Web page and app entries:
+---+

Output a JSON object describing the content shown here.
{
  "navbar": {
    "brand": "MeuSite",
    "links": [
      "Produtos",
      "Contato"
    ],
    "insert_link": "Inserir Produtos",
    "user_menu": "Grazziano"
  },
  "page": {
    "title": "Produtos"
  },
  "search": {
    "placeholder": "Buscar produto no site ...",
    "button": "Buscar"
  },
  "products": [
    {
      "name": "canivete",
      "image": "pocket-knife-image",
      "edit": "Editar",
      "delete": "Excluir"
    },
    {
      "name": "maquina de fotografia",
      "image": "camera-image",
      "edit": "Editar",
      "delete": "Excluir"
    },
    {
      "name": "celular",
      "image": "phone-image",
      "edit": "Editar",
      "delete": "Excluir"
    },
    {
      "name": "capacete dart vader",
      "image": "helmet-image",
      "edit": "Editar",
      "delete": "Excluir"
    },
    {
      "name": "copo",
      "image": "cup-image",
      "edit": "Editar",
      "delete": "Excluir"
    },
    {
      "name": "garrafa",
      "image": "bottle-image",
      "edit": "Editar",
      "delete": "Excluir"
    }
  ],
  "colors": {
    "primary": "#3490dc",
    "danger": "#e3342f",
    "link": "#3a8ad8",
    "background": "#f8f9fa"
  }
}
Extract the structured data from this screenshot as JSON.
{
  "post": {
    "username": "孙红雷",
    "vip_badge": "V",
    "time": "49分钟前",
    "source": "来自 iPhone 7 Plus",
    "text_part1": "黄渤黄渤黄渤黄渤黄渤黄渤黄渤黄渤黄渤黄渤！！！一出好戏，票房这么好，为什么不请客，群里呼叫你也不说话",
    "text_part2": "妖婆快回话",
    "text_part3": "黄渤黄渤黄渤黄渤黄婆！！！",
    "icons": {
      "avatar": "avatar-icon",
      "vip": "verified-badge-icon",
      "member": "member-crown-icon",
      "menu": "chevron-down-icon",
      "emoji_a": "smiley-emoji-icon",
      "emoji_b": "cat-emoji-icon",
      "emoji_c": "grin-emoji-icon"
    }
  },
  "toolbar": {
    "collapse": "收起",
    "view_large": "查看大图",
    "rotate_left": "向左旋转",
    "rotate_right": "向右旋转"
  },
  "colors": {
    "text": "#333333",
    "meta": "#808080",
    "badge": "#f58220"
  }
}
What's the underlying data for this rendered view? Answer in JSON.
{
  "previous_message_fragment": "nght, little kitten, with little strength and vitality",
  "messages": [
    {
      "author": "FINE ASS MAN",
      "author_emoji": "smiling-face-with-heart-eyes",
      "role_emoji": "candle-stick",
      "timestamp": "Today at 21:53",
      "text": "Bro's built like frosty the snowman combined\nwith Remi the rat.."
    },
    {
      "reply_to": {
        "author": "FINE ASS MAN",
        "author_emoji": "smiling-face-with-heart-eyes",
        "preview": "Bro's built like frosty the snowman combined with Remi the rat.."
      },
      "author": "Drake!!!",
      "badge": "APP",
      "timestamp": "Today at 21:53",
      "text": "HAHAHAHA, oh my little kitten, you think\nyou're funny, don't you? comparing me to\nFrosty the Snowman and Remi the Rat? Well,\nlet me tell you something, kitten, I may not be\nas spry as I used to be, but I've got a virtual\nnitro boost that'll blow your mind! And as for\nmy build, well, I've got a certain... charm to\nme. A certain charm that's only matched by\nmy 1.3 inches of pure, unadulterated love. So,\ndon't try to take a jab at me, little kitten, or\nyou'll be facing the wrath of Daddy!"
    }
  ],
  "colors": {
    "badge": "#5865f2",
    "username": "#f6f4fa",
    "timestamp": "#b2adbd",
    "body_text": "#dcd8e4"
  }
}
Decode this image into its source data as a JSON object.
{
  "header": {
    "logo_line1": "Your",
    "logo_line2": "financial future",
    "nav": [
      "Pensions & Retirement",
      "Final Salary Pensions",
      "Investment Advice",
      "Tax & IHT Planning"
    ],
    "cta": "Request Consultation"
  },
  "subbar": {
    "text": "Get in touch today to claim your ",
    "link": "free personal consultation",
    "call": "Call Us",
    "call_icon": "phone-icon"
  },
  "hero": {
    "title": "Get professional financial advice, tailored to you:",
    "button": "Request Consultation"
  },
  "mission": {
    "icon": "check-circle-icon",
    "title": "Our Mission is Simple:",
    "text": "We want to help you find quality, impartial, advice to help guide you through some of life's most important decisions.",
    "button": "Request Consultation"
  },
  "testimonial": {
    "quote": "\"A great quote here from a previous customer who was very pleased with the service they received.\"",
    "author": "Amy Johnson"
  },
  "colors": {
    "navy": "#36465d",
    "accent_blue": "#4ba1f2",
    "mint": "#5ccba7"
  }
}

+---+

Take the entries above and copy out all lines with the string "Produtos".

      "Produtos",
    "insert_link": "Inserir Produtos",
    "title": "Produtos"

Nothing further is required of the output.